» **DIRECTIONS FOR THIS TASK**
When a line in the entries below contains the word "JSON", copy that line.

──────

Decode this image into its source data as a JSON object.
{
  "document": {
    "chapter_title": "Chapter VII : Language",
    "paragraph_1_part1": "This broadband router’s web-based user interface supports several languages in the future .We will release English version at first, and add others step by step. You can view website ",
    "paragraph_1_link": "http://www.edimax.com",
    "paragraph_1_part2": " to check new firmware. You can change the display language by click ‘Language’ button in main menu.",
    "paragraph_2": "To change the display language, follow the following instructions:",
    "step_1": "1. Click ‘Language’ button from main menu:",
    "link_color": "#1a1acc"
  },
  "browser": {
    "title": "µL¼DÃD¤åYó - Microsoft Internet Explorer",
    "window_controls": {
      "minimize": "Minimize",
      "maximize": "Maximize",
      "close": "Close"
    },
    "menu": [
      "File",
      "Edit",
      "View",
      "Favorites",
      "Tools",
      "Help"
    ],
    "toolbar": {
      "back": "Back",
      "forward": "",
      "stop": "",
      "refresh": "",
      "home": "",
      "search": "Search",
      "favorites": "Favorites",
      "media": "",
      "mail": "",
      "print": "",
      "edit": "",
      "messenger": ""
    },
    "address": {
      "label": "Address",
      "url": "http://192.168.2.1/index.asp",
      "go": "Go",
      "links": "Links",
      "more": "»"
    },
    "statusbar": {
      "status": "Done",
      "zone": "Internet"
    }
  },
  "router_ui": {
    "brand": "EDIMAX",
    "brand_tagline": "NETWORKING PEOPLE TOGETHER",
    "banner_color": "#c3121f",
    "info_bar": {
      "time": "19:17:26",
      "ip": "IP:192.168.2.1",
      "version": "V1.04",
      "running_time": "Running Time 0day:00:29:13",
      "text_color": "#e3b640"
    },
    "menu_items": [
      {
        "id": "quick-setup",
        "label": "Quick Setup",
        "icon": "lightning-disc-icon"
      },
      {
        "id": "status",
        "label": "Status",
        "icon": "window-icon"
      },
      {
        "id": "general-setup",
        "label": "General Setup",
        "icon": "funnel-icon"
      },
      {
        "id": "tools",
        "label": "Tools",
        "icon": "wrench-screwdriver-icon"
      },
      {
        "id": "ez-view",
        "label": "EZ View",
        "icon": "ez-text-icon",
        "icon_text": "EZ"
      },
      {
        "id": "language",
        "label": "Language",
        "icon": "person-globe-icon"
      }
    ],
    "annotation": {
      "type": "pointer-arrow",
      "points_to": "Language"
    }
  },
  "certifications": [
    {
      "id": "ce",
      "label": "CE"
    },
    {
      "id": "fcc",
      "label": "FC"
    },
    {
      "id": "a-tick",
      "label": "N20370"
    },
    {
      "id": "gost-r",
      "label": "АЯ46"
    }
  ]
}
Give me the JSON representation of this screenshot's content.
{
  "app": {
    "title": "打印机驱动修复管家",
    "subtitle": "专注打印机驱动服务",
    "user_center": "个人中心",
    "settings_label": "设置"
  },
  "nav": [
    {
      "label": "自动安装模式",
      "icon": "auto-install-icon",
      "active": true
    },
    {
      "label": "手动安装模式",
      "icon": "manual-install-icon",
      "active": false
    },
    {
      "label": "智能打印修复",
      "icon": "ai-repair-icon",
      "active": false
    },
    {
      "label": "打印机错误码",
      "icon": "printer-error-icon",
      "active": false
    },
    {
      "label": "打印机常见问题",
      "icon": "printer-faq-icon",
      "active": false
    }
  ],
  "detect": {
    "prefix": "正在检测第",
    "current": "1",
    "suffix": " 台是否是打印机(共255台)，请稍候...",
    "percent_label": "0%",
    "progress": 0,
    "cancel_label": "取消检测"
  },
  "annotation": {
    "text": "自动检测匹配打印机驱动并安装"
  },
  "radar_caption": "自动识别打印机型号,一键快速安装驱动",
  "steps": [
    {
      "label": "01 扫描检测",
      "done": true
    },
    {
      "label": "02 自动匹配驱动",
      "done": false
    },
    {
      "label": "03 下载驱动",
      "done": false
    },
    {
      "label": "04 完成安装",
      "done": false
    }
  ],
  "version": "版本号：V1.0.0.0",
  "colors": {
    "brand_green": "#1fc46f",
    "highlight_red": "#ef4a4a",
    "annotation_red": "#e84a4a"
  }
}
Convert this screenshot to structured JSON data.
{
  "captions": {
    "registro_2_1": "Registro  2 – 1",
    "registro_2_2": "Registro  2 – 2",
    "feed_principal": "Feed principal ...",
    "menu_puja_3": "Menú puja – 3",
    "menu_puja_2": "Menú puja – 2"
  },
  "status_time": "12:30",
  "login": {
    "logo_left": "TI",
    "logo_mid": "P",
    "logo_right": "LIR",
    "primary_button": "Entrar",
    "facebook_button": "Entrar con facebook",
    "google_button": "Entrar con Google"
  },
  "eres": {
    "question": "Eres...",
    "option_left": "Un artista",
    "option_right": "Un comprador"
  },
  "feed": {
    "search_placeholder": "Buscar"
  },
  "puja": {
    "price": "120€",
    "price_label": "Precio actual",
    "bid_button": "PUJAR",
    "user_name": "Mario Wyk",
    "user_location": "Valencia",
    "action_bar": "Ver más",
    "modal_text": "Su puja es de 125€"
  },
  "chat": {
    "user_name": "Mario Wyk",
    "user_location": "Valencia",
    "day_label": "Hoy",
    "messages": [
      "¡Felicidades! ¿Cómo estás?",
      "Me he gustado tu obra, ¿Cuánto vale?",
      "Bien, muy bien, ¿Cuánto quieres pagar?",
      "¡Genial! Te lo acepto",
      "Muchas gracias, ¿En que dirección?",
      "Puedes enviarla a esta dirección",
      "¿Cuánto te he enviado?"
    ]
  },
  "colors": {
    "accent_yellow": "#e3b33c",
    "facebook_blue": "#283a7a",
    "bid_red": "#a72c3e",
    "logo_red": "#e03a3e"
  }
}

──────

» **OUTPUT OF THE TASK**
Decode this image into its source data as a JSON object.
Give me the JSON representation of this screenshot's content.
Convert this screenshot to structured JSON data.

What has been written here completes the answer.